Now clearly, here we are talking about the original creation of the human species: male and female. All the animals,plants, etc. have all been created in previous verses. This is before the Garden of Eden, and Yahweh is not mentioned as the creator of these people. The next chapter talks about how Yahweh, an individual member of the Pantheon, goes about assembling his own special little botanical and zoological Garden in Eden, and making his own little man to inhabit it:
Sure enough, if you look up various versions of the bible online this is what it appears to say. Take a look at this one for example: NIV Genesis 1 26-28
Then in Chapter 2…
Gen 2:7 – Yahweh God fashioned a man of dust from the soil.
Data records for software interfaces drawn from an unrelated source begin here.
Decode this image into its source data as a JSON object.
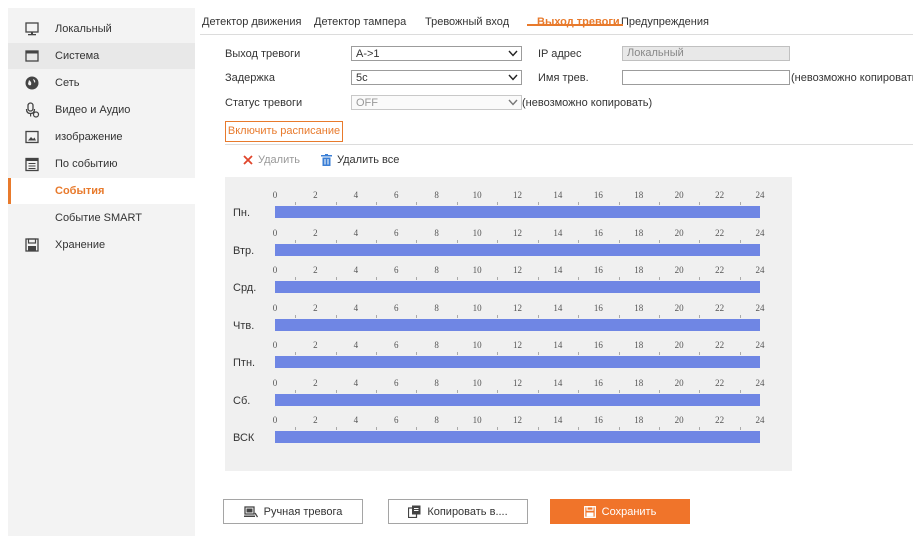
{
  "sidebar": {
    "items": [
      {
        "label": "Локальный",
        "icon": "monitor-icon"
      },
      {
        "label": "Система",
        "icon": "window-icon"
      },
      {
        "label": "Сеть",
        "icon": "globe-icon"
      },
      {
        "label": "Видео и Аудио",
        "icon": "microphone-icon"
      },
      {
        "label": "изображение",
        "icon": "image-icon"
      },
      {
        "label": "По событию",
        "icon": "calendar-icon"
      },
      {
        "label": "События",
        "icon": ""
      },
      {
        "label": "Событие SMART",
        "icon": ""
      },
      {
        "label": "Хранение",
        "icon": "floppy-icon"
      }
    ]
  },
  "tabs": [
    {
      "label": "Детектор движения"
    },
    {
      "label": "Детектор тампера"
    },
    {
      "label": "Тревожный вход"
    },
    {
      "label": "Выход тревоги",
      "active": true
    },
    {
      "label": "Предупреждения"
    }
  ],
  "form": {
    "alarm_output_label": "Выход тревоги",
    "alarm_output_value": "A->1",
    "delay_label": "Задержка",
    "delay_value": "5c",
    "alarm_status_label": "Статус тревоги",
    "alarm_status_value": "OFF",
    "alarm_status_note": "(невозможно копировать)",
    "ip_label": "IP адрес",
    "ip_value": "Локальный",
    "alarm_name_label": "Имя трев.",
    "alarm_name_value": "",
    "alarm_name_note": "(невозможно копировать)"
  },
  "schedule": {
    "enable_button": "Включить расписание",
    "delete_label": "Удалить",
    "delete_all_label": "Удалить все",
    "days": [
      "Пн.",
      "Втр.",
      "Срд.",
      "Чтв.",
      "Птн.",
      "Сб.",
      "ВСК"
    ],
    "hours": [
      "0",
      "2",
      "4",
      "6",
      "8",
      "10",
      "12",
      "14",
      "16",
      "18",
      "20",
      "22",
      "24"
    ],
    "bar_color": "#6f86e4"
  },
  "buttons": {
    "manual_alarm": "Ручная тревога",
    "copy": "Копировать в....",
    "save": "Сохранить"
  },
  "colors": {
    "accent": "#e87a2c",
    "save_button": "#f0742a"
  }
}
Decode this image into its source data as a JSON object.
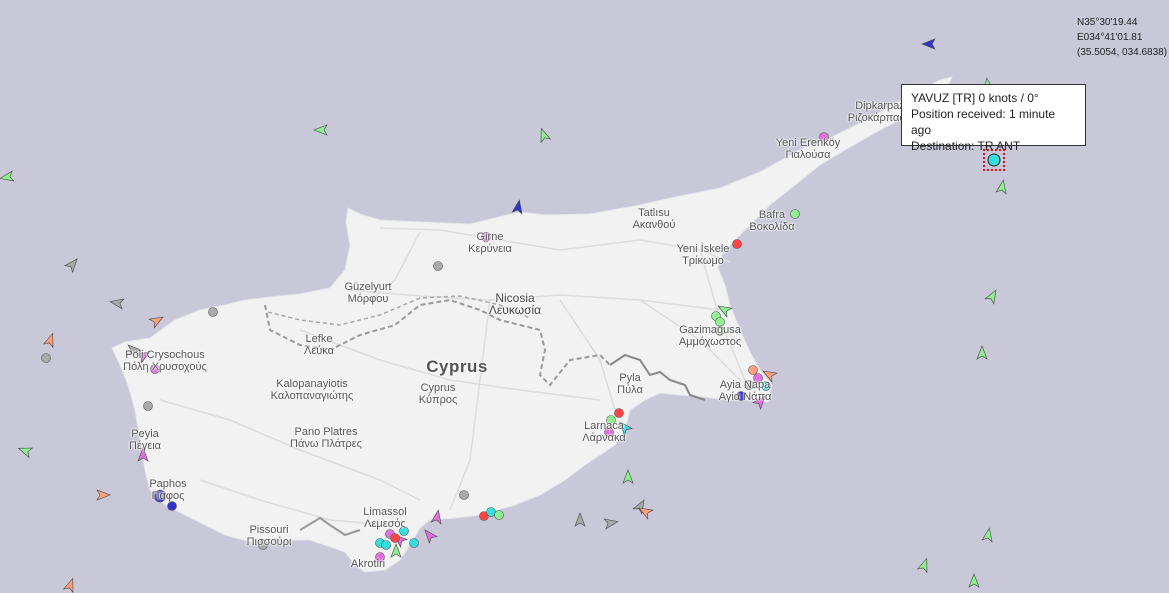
{
  "map": {
    "country_label": "Cyprus",
    "capital": {
      "name": "Nicosia",
      "alt": "Λευκωσία"
    },
    "places": [
      {
        "key": "dipkarpaz",
        "name": "Dipkarpaz",
        "alt": "Ριζοκάρπασο"
      },
      {
        "key": "yenierenkoy",
        "name": "Yeni Erenköy",
        "alt": "Γιαλούσα"
      },
      {
        "key": "tatlisu",
        "name": "Tatlısu",
        "alt": "Ακανθού"
      },
      {
        "key": "bafra",
        "name": "Bafra",
        "alt": "Βοκολίδα"
      },
      {
        "key": "girne",
        "name": "Girne",
        "alt": "Κερύνεια"
      },
      {
        "key": "yeniiskele",
        "name": "Yeni İskele",
        "alt": "Τρίκωμο"
      },
      {
        "key": "guzelyurt",
        "name": "Güzelyurt",
        "alt": "Μόρφου"
      },
      {
        "key": "gazimagusa",
        "name": "Gazimağusa",
        "alt": "Αμμόχωστος"
      },
      {
        "key": "lefke",
        "name": "Lefke",
        "alt": "Λεύκα"
      },
      {
        "key": "poli",
        "name": "Poli Crysochous",
        "alt": "Πόλη Χρυσοχούς"
      },
      {
        "key": "pyla",
        "name": "Pyla",
        "alt": "Πύλα"
      },
      {
        "key": "ayianapa",
        "name": "Ayia Napa",
        "alt": "Αγία Νάπα"
      },
      {
        "key": "kalopanayiotis",
        "name": "Kalopanayiotis",
        "alt": "Καλοπαναγιώτης"
      },
      {
        "key": "cyprus_town",
        "name": "Cyprus",
        "alt": "Κύπρος"
      },
      {
        "key": "peyia",
        "name": "Peyia",
        "alt": "Πέγεια"
      },
      {
        "key": "larnaca",
        "name": "Larnaca",
        "alt": "Λάρνακα"
      },
      {
        "key": "panoplatres",
        "name": "Pano Platres",
        "alt": "Πάνω Πλάτρες"
      },
      {
        "key": "paphos",
        "name": "Paphos",
        "alt": "Πάφος"
      },
      {
        "key": "limassol",
        "name": "Limassol",
        "alt": "Λεμεσός"
      },
      {
        "key": "pissouri",
        "name": "Pissouri",
        "alt": "Πισσούρι"
      },
      {
        "key": "akrotiri",
        "name": "Akrotiri",
        "alt": ""
      }
    ]
  },
  "cursor_coords": {
    "lat": "N35°30'19.44",
    "lon": "E034°41'01.81",
    "decimal": "(35.5054, 034.6838)"
  },
  "tooltip": {
    "title": "YAVUZ [TR] 0 knots / 0°",
    "position": "Position received: 1 minute ago",
    "destination": "Destination: TR ANT"
  },
  "colors": {
    "sea": "#c8c8d8",
    "land": "#f2f2f2",
    "cargo": "#8ef08e",
    "tanker": "#ff4444",
    "passenger": "#3333cc",
    "tug": "#33e0e0",
    "pleasure": "#e070e0",
    "unknown": "#aaaaaa",
    "fishing": "#ffa07a"
  }
}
Then he breathed into his nostrils a breath of life, and thus the man became a living being.
8 Yahweh God planted a garden in Eden which is in the east, and there he put the man he had fashioned.
9 Yahweh God caused to spring up from the soil every kind of tree, enticing to look at and good to eat, with the tree of life and the tree of the knowledge of good and evil in the middle of the garden.
15 Yahweh God took the man and settled him in the garden of Eden to cultivate and take care of it.
At this point Oberon said:
Now this next is crucial: note Yahweh’s precise words:
…and indeed it is crucial.
16 Then Yahweh God gave the man this admonition, “You may eat indeed of all the trees in the garden.
17 Nevertheless of the tree of the knowledge of good and evil you are not to eat, for on the day you eat of it you shall most surely die.”
As the original article states:
Fateful words, those. We will refer back to this admonition later.
So what happens next? As Oberon put it:
Then Yahweh decides to make a woman to go with the man. Now, don’t forget that the Pantheon had earlier created a whole population of people, “male and female,” who are presumably doing just fine somewhere “outside the gates of Eden.” But this setup in Eden is Yahweh’s own little experiment, and will unfold to its own separate destiny.
As Genesis states:
21 So Yahweh God made the man fall into a deep sleep. And while he slept, he took one of his ribs and enclosed it in flesh.
22 Yahweh God built the rib he had taken from the man into a woman, and brought her to the man.
Humorously, Oberon interjects here:
Right. Man gives birth to woman. Sure he does. But that’s the way the story is told here.
So, here they are, these newly formed individuals in the Garden Of Eden and the story goes:
25 Now both of them were naked, the man and his wife, but they felt no shame in front of each other.
To which Oberon says, and I agree:
Well, of course not! Why should they? But take careful note of those words, as they also will prove to be significant . . .
In my opinion, significant indeed and it speaks to one of the many reasons that most traditional practitioners to this day still hold skyclad initiations and other rituals. But anyway, this post is getting long and I need to attend to some other things so I think I will continue with my review of ‘We Are The Other People’ in a later article. It is a rather lengthy article in it’s own right but well worth the read I think. It gives a great incite into our worldview versus mainstream thinking.
I’ll catch ya on the flip side with part 2 of this saga.
We Are Indeed, The Other People Part 2